Of all Nottinghamshire's collieries none has been more closely associated with the development of a major town than Hucknall, the first of a chain of important mines to be constructed in the Leen Valley proper.
The town grew from a village of about 660 houses and 2,800 inhabitants as a result of the coming of the coal industry, first represented by Hucknall No. 1 and No. 2 Collieries.
Both pits were sunk by the Hucknall Colliery Company whose partners were Alfred Ellis, Edward Shipley Ellis, William Paget and William Walker.
Hucknall No. 1 - 1959 used for ventilation for
Hucknal No2 and Babbington Colliery
Hucknall No. 2 - 1957 Headgears, winding house and steam raising plant
No.1 pit - which ceased winding coal in 1943, was in Watnall Road. Two shafts were sunk to the Top Hard Seam horizon in 186112 and between then and 1943 the Top Hard, Main Bright and High Main Seams were worked. From 1943 coal winding was transferred to No. 2 Colliery sited in Portland Road.
No.1 continued to be used for ventilation, manriding and materials until about 1960 when all activities were transferred to No. 2 Colliery.

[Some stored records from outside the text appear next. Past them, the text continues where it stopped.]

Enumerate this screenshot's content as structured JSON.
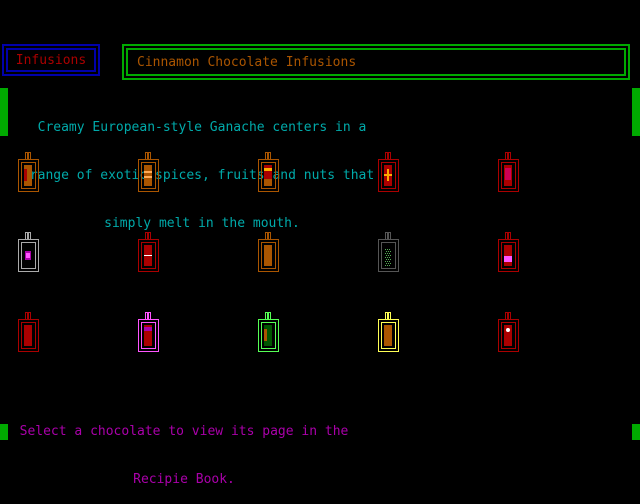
{
  "tab": {
    "label": "Infusions"
  },
  "title": {
    "label": "Cinnamon Chocolate Infusions"
  },
  "description": {
    "lines": [
      "Creamy European-style Ganache centers in a",
      "range of exotic spices, fruits and nuts that",
      "simply melt in the mouth."
    ]
  },
  "instruction": {
    "lines": [
      "Select a chocolate to view its page in the",
      "Recipie Book."
    ]
  },
  "colors": {
    "background": "#000000",
    "side_bars": "#00aa00",
    "tab_border": "#0000aa",
    "tab_text": "#aa0000",
    "title_border": "#00aa00",
    "title_text": "#aa5500",
    "description_text": "#00aaaa",
    "instruction_text": "#aa00aa"
  },
  "chocolates": [
    {
      "name": "chocolate-1",
      "outline": "#aa5500",
      "fill": "#aa5500",
      "mark": "#aa0000",
      "pattern": "stripes"
    },
    {
      "name": "chocolate-2",
      "outline": "#aa5500",
      "fill": "#aa5500",
      "mark": "#ffaa55",
      "pattern": "bars"
    },
    {
      "name": "chocolate-3",
      "outline": "#aa5500",
      "fill": "#aa0000",
      "mark": "#ffaa00",
      "pattern": "split"
    },
    {
      "name": "chocolate-4",
      "outline": "#aa0000",
      "fill": "#aa0000",
      "mark": "#ffaa00",
      "pattern": "cross"
    },
    {
      "name": "chocolate-5",
      "outline": "#aa0000",
      "fill": "#aa0000",
      "mark": "#cc0055",
      "pattern": "dots"
    },
    {
      "name": "chocolate-6",
      "outline": "#aaaaaa",
      "fill": "#aa00aa",
      "mark": "#ff55ff",
      "pattern": "solid-small"
    },
    {
      "name": "chocolate-7",
      "outline": "#aa0000",
      "fill": "#aa0000",
      "mark": "#ffffff",
      "pattern": "line"
    },
    {
      "name": "chocolate-8",
      "outline": "#aa5500",
      "fill": "#aa5500",
      "mark": "#aa5500",
      "pattern": "solid"
    },
    {
      "name": "chocolate-9",
      "outline": "#555555",
      "fill": "#000000",
      "mark": "#55aa55",
      "pattern": "speckle"
    },
    {
      "name": "chocolate-10",
      "outline": "#aa0000",
      "fill": "#aa0000",
      "mark": "#ff55ff",
      "pattern": "lower-block"
    },
    {
      "name": "chocolate-11",
      "outline": "#aa0000",
      "fill": "#aa0000",
      "mark": "#aa0000",
      "pattern": "solid"
    },
    {
      "name": "chocolate-12",
      "outline": "#ff55ff",
      "fill": "#aa0000",
      "mark": "#aa00aa",
      "pattern": "band"
    },
    {
      "name": "chocolate-13",
      "outline": "#55ff55",
      "fill": "#005500",
      "mark": "#aa5500",
      "pattern": "stripes"
    },
    {
      "name": "chocolate-14",
      "outline": "#ffff55",
      "fill": "#aa5500",
      "mark": "#aa5500",
      "pattern": "solid"
    },
    {
      "name": "chocolate-15",
      "outline": "#aa0000",
      "fill": "#aa0000",
      "mark": "#ffffff",
      "pattern": "dot"
    }
  ]
}
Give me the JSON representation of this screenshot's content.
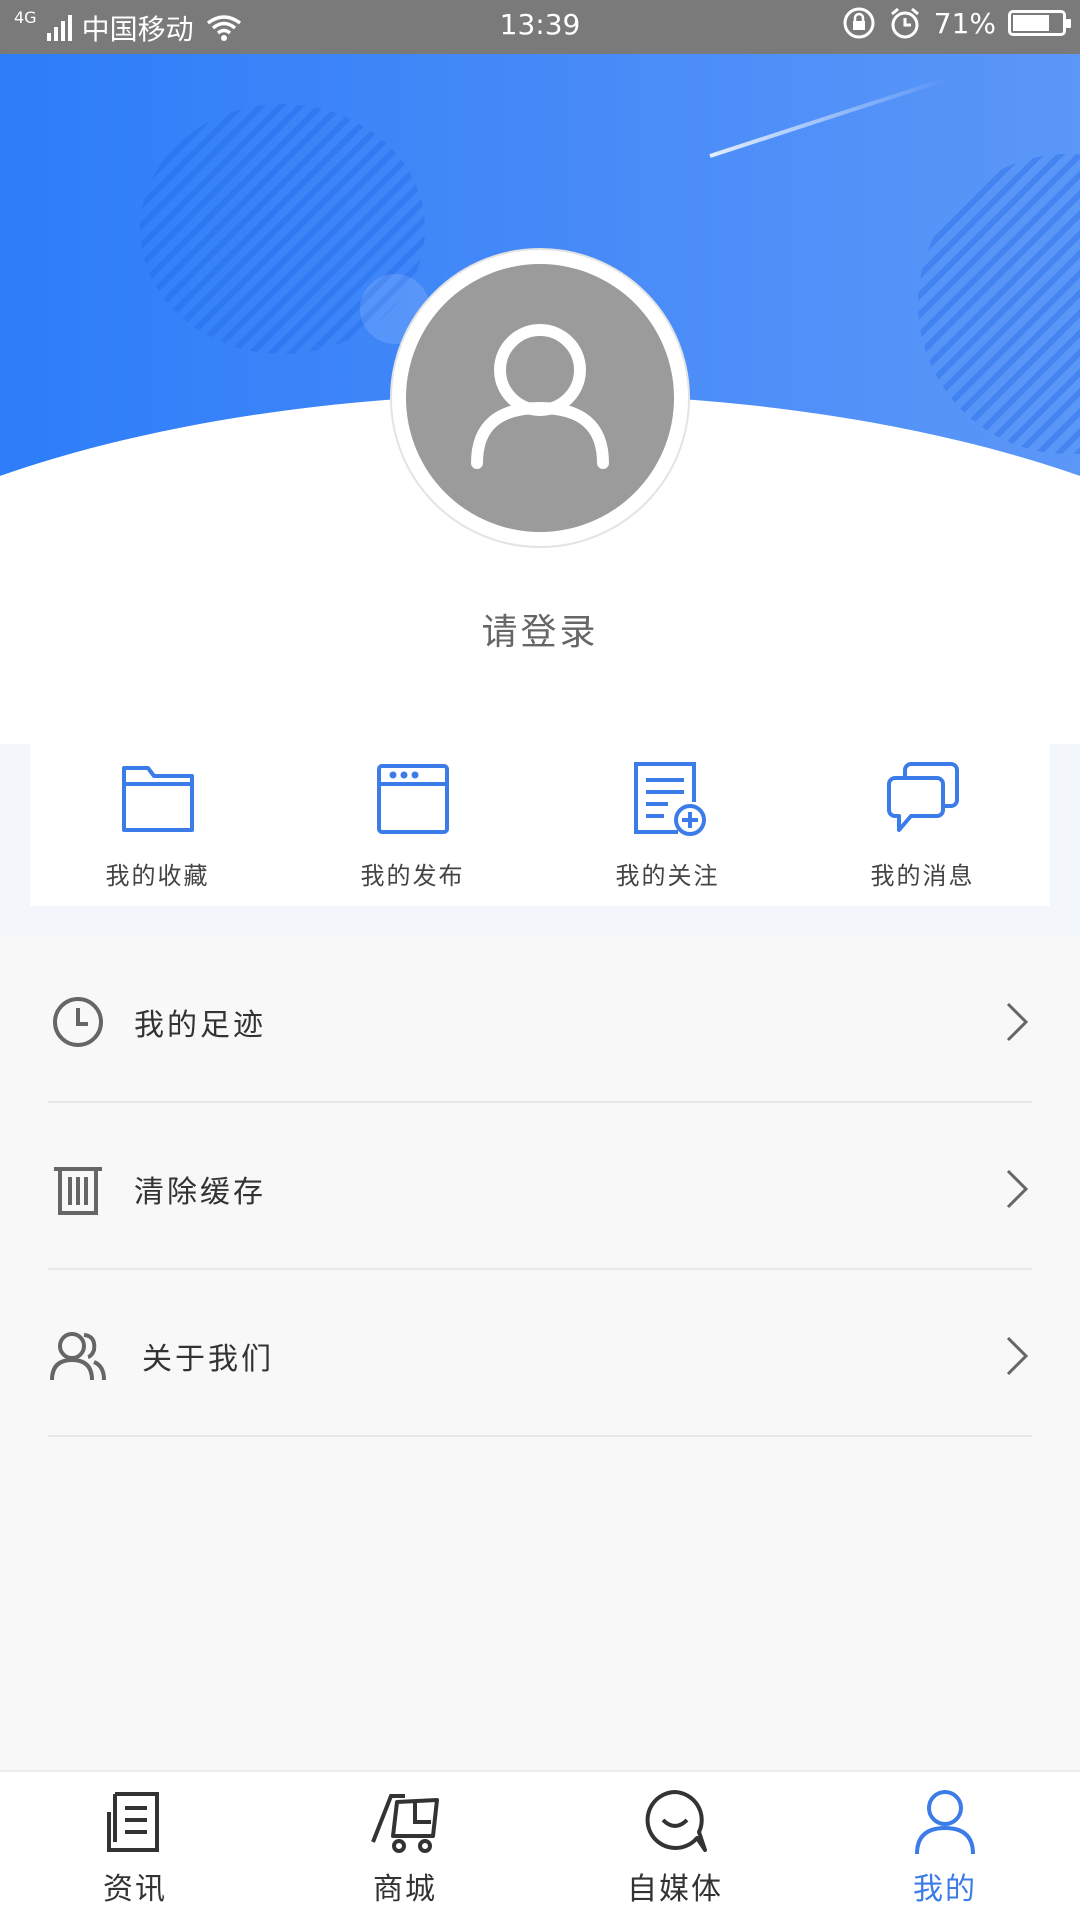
{
  "status_bar": {
    "network": "4G",
    "carrier": "中国移动",
    "time": "13:39",
    "battery": "71%"
  },
  "profile": {
    "login_prompt": "请登录"
  },
  "quick_actions": [
    {
      "label": "我的收藏",
      "icon": "folder-icon"
    },
    {
      "label": "我的发布",
      "icon": "browser-window-icon"
    },
    {
      "label": "我的关注",
      "icon": "document-add-icon"
    },
    {
      "label": "我的消息",
      "icon": "chat-bubbles-icon"
    }
  ],
  "menu": [
    {
      "label": "我的足迹",
      "icon": "clock-icon"
    },
    {
      "label": "清除缓存",
      "icon": "trash-icon"
    },
    {
      "label": "关于我们",
      "icon": "users-icon"
    }
  ],
  "bottom_nav": {
    "active": "我的",
    "items": [
      {
        "label": "资讯",
        "icon": "news-icon"
      },
      {
        "label": "商城",
        "icon": "cart-icon"
      },
      {
        "label": "自媒体",
        "icon": "smile-chat-icon"
      },
      {
        "label": "我的",
        "icon": "person-icon"
      }
    ]
  },
  "colors": {
    "accent": "#3b7ce9",
    "header_blue": "#2d7df9",
    "status_bar": "#7a7a7a"
  }
}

No.2 pit - Two shafts were sunk in 1865/6 to the Top Hard, one of them being deepened to the Deep Hard in 1889. By 1920 all the Top Hard was worked out. An area of Deep Soft was worked via drifts from the Top Hard pit bottom between 1913 and 1930.
Unfortunately, in July 1986 a massive sandstone intrusion appeared on K33's coalface in the Blackshale seam. This eventually stopped the face and finally prompted a management decision, accepted by the mineworkers in ballots organised by their trade unions, to cease production on the grounds that there was no prospect of economically recovering the remaining Blackshale reserves.
Hucknall Colliery 1958
New Hucknall Colliey, Huthwaite. The enormous spoil tips nearby gave off sulphurous fumes and lit up the night sky. The pit, sunk in 1876, was a gassy mine and in 1983 up to 100 million litres of pure methane were drawn off each week.
The area is now a golf course.